Give back every record exactly.

_____

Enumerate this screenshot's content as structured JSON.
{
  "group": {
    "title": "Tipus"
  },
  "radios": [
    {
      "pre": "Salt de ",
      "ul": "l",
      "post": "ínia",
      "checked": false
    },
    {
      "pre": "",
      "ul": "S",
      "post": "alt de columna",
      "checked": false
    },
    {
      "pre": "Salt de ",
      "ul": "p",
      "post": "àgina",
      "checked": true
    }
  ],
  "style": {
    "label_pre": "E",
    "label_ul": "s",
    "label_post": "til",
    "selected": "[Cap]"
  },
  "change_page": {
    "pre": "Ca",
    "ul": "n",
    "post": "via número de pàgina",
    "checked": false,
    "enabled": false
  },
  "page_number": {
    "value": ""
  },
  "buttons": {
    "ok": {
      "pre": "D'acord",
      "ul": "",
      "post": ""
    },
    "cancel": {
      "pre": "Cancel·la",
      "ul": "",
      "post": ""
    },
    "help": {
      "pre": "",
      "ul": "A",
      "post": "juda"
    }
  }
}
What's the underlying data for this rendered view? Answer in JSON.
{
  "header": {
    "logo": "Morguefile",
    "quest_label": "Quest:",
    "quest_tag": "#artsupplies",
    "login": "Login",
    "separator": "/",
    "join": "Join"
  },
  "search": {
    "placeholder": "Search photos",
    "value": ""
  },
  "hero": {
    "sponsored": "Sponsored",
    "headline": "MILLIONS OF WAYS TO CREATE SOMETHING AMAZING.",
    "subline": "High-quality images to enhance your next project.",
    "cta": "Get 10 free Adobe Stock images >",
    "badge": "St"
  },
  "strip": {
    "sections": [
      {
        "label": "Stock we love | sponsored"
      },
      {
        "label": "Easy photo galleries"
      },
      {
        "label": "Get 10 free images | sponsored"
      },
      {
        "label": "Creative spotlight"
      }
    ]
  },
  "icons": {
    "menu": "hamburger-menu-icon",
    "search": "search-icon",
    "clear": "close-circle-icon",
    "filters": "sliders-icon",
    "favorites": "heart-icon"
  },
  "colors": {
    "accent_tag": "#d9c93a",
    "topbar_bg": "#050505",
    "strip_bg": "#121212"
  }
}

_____

* _REPLY TO THE TASK_
Enumerate this screenshot's content as structured JSON.
{
  "group": {
    "title": "Tipus"
  },
  "radios": [
    {
      "pre": "Salt de ",
      "ul": "l",
      "post": "ínia",
      "checked": false
    },
    {
      "pre": "",
      "ul": "S",
      "post": "alt de columna",
      "checked": false
    },
    {
      "pre": "Salt de ",
      "ul": "p",
      "post": "àgina",
      "checked": true
    }
  ],
  "style": {
    "label_pre": "E",
    "label_ul": "s",
    "label_post": "til",
    "selected": "[Cap]"
  },
  "change_page": {
    "pre": "Ca",
    "ul": "n",
    "post": "via número de pàgina",
    "checked": false,
    "enabled": false
  },
  "page_number": {
    "value": ""
  },
  "buttons": {
    "ok": {
      "pre": "D'acord",
      "ul": "",
      "post": ""
    },
    "cancel": {
      "pre": "Cancel·la",
      "ul": "",
      "post": ""
    },
    "help": {
      "pre": "",
      "ul": "A",
      "post": "juda"
    }
  }
}
What's the underlying data for this rendered view? Answer in JSON.
{
  "header": {
    "logo": "Morguefile",
    "quest_label": "Quest:",
    "quest_tag": "#artsupplies",
    "login": "Login",
    "separator": "/",
    "join": "Join"
  },
  "search": {
    "placeholder": "Search photos",
    "value": ""
  },
  "hero": {
    "sponsored": "Sponsored",
    "headline": "MILLIONS OF WAYS TO CREATE SOMETHING AMAZING.",
    "subline": "High-quality images to enhance your next project.",
    "cta": "Get 10 free Adobe Stock images >",
    "badge": "St"
  },
  "strip": {
    "sections": [
      {
        "label": "Stock we love | sponsored"
      },
      {
        "label": "Easy photo galleries"
      },
      {
        "label": "Get 10 free images | sponsored"
      },
      {
        "label": "Creative spotlight"
      }
    ]
  },
  "icons": {
    "menu": "hamburger-menu-icon",
    "search": "search-icon",
    "clear": "close-circle-icon",
    "filters": "sliders-icon",
    "favorites": "heart-icon"
  },
  "colors": {
    "accent_tag": "#d9c93a",
    "topbar_bg": "#050505",
    "strip_bg": "#121212"
  }
}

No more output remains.